However, because wind and solar are variable, they cannot simply substitute for hydropower. This illustrates that the renewable revolution does not herald an end to hydropower development, but a significant shift in its role. Some types of hydropower plants can provide storage capabilities and flexibility and these can make an important contribution to the world’s transition toward grids based primarily on wind and solar. And most of these services from hydropower can come from lower impact projects, ranging from retrofitting or improving the operations of existing dams to off-channel pumped storage to new projects strategically planned to avoid the major negative impacts associated with some hydropower projects, including the displacement of communities and loss of migratory fish.
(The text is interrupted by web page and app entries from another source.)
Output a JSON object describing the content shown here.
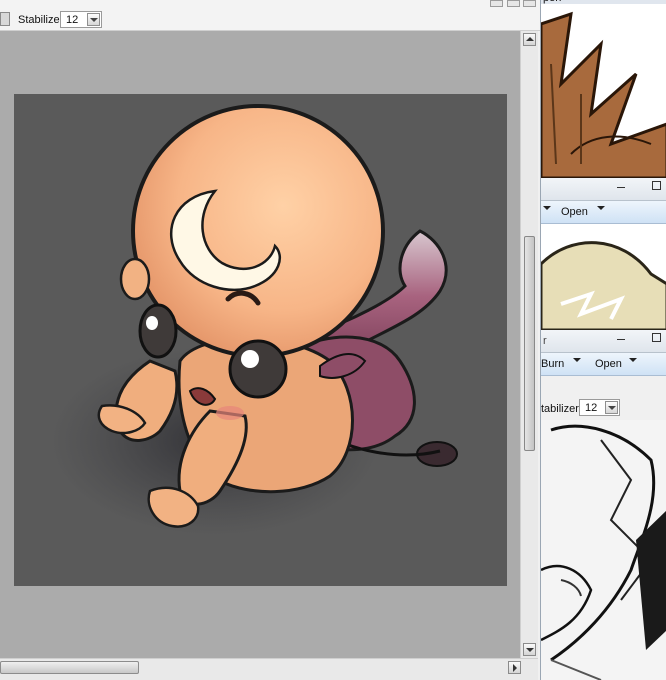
{
  "toolbar": {
    "stabilizer_label": "Stabilizer",
    "stabilizer_value": "12"
  },
  "right_panels": {
    "panel1": {
      "title_partial": "pen"
    },
    "panel2": {
      "menu_open": "Open"
    },
    "panel3": {
      "menu_burn": "Burn",
      "menu_open": "Open",
      "stabilizer_label": "tabilizer",
      "stabilizer_value": "12"
    }
  },
  "colors": {
    "canvas_bg": "#5a5a5a",
    "viewport_bg": "#ababab",
    "skin": "#f5b98a",
    "tail": "#8e4d67",
    "hair": "#fff8e6"
  },
  "icons": [
    "tool-icon",
    "dropdown-arrow-icon",
    "scroll-up-icon",
    "scroll-down-icon",
    "scroll-right-icon",
    "minimize-icon",
    "maximize-icon"
  ]
}
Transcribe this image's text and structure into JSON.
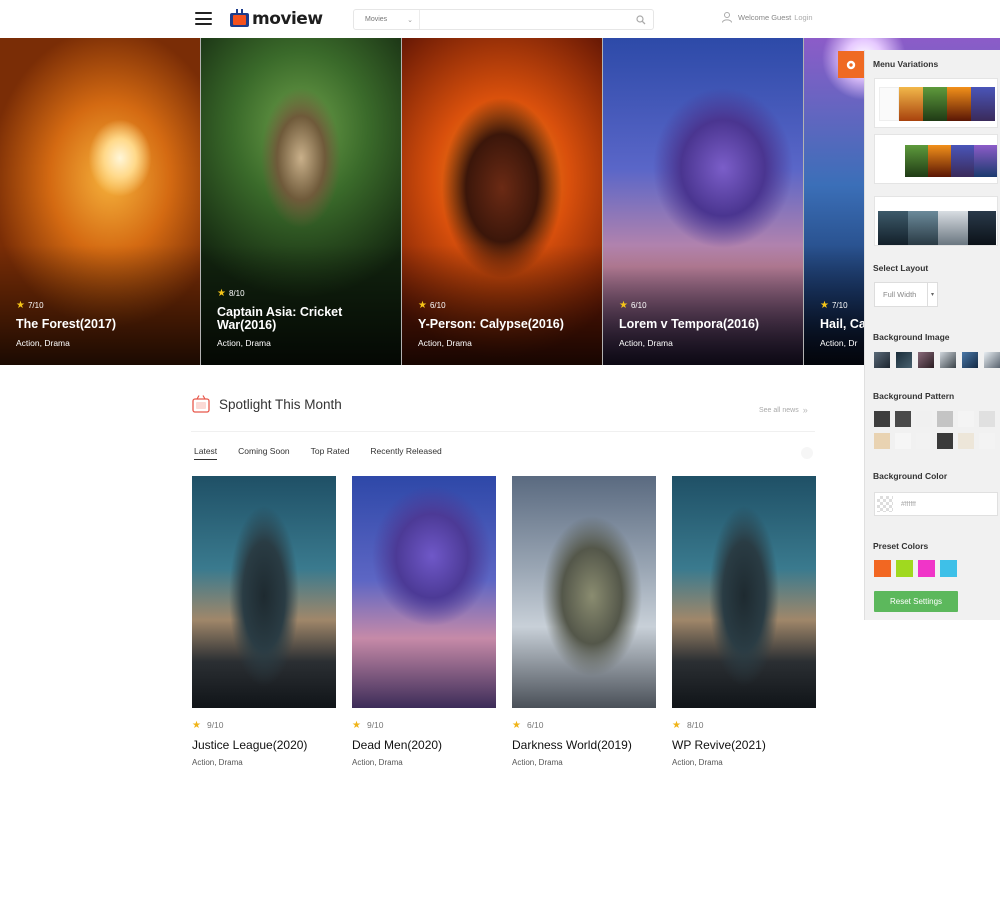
{
  "header": {
    "logo_text": "moview",
    "search_category": "Movies",
    "search_placeholder": "",
    "welcome_text": "Welcome Guest",
    "login_text": "Login"
  },
  "hero": {
    "slides": [
      {
        "rating": "7/10",
        "title": "The Forest(2017)",
        "genre": "Action, Drama"
      },
      {
        "rating": "8/10",
        "title": "Captain Asia: Cricket War(2016)",
        "genre": "Action, Drama"
      },
      {
        "rating": "6/10",
        "title": "Y-Person: Calypse(2016)",
        "genre": "Action, Drama"
      },
      {
        "rating": "6/10",
        "title": "Lorem v Tempora(2016)",
        "genre": "Action, Drama"
      },
      {
        "rating": "7/10",
        "title": "Hail, Ca",
        "genre": "Action, Dr"
      }
    ]
  },
  "panel": {
    "menu_variations": "Menu Variations",
    "select_layout": "Select Layout",
    "layout_value": "Full Width",
    "background_image": "Background Image",
    "background_pattern": "Background Pattern",
    "background_color": "Background Color",
    "color_value": "#ffffff",
    "preset_colors": "Preset Colors",
    "presets": [
      "#f26722",
      "#a0d91f",
      "#f035c8",
      "#3ec0e8"
    ],
    "reset_label": "Reset Settings"
  },
  "spotlight": {
    "title": "Spotlight This Month",
    "see_all": "See all news",
    "tabs": [
      "Latest",
      "Coming Soon",
      "Top Rated",
      "Recently Released"
    ],
    "cards": [
      {
        "rating": "9/10",
        "title": "Justice League(2020)",
        "genre": "Action, Drama"
      },
      {
        "rating": "9/10",
        "title": "Dead Men(2020)",
        "genre": "Action, Drama"
      },
      {
        "rating": "6/10",
        "title": "Darkness World(2019)",
        "genre": "Action, Drama"
      },
      {
        "rating": "8/10",
        "title": "WP Revive(2021)",
        "genre": "Action, Drama"
      }
    ]
  }
}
In the report we explored the economic case for power systems that were both low carbon and that minimized impacts on rivers by modeling grid expansion options in two countries, Chile and Uganda, and the Mekong River basin region in southeast Asia. In all three cases, we found that these sustainable power systems could be nearly the same cost—or even cheaper in the case of the Mekong region—compared to status quo pathways for expanding grids.
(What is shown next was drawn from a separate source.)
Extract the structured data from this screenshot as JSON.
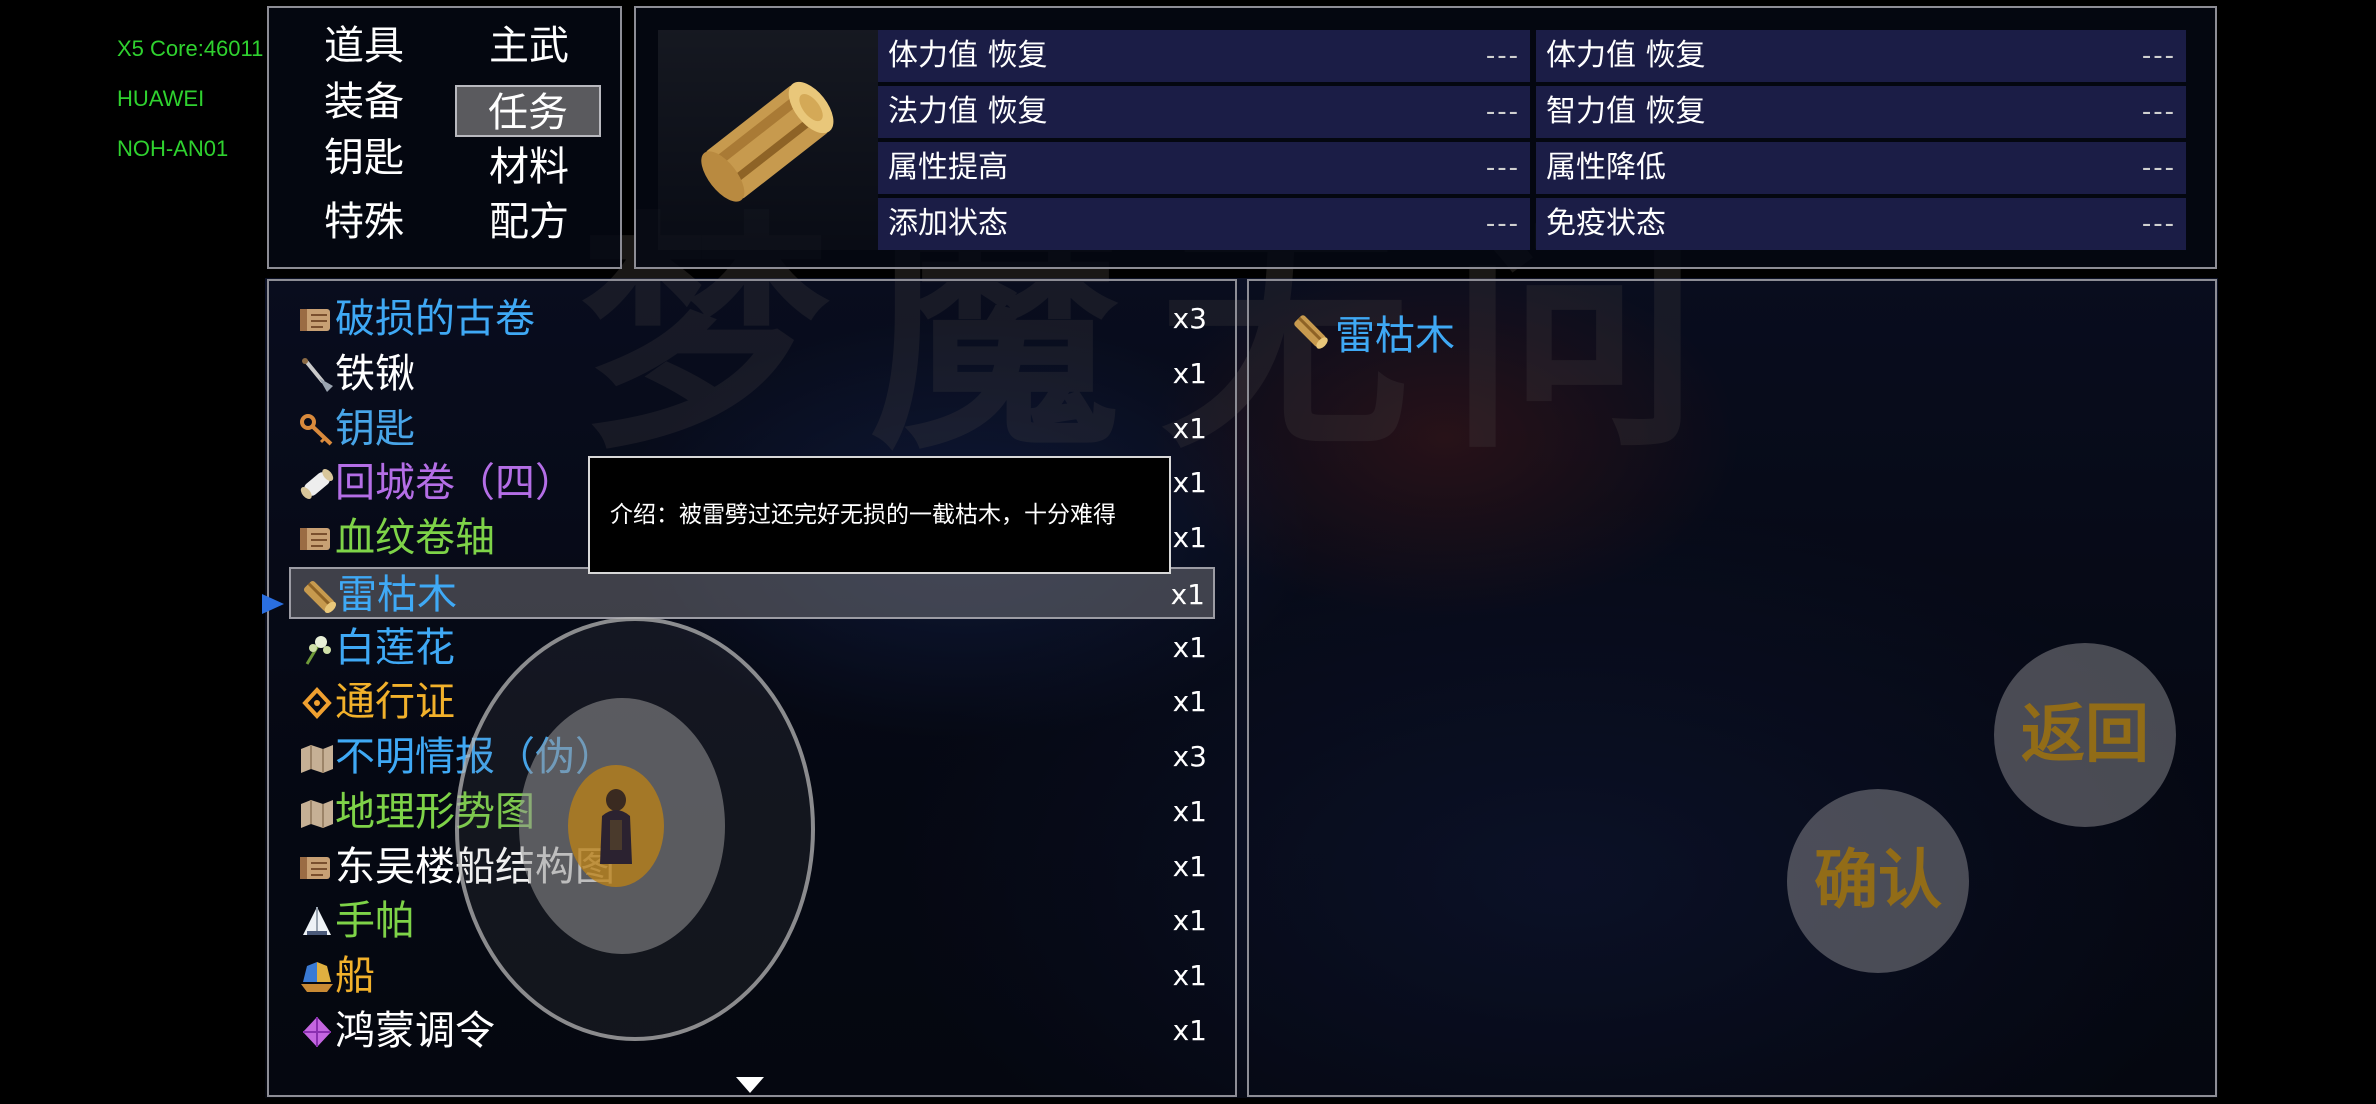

These studies show that countries can develop electricity systems powered by a sustainable mix of renewable energy technologies — including solar, wind, storage and existing or low-impact hydropower – that are low carbon, low cost and low impact on rivers and other ecosystems. The vast pool of low-impact wind and solar, described above, suggests that these types of solutions should be in reach of most countries.
And if most countries pursued this pathway, then the world could meet its climate goals while maintaining most of its free-flowing rivers (note that although other activities can affect free-flowing rivers, hydropower has been a primary driver of their loss). Through a combination of lower expansion of hydropower, relative to recent projections, along with best practices for siting new projects, the future global impacts on rivers from fragmentation by hydropower dams could be reduced from 190,000 km to 25,000 km – a nearly 90% decrease (see figure below).
While these modeling results help us envision a more sustainable future, the recent trends in costs and investment reveal that many countries and companies are out there building that future right now. However, while market forces are now driving change, global uptake at the necessary scale and pace still requires policy and financial mechanisms to overcome various sources of friction. If those constraints delay the transition by even a decade, the health and productivity of rivers such as the Mekong, Irrawaddy, and Amazon — and dozens or hundreds of others around the world — will decline due to significant impacts that are both near-permanent and avoidable. It would be a great tragedy if the full environmental benefits of the renewable revolution arrived just a few years too late to safeguard the world’s great rivers and all the diverse benefits they provide to people and nature.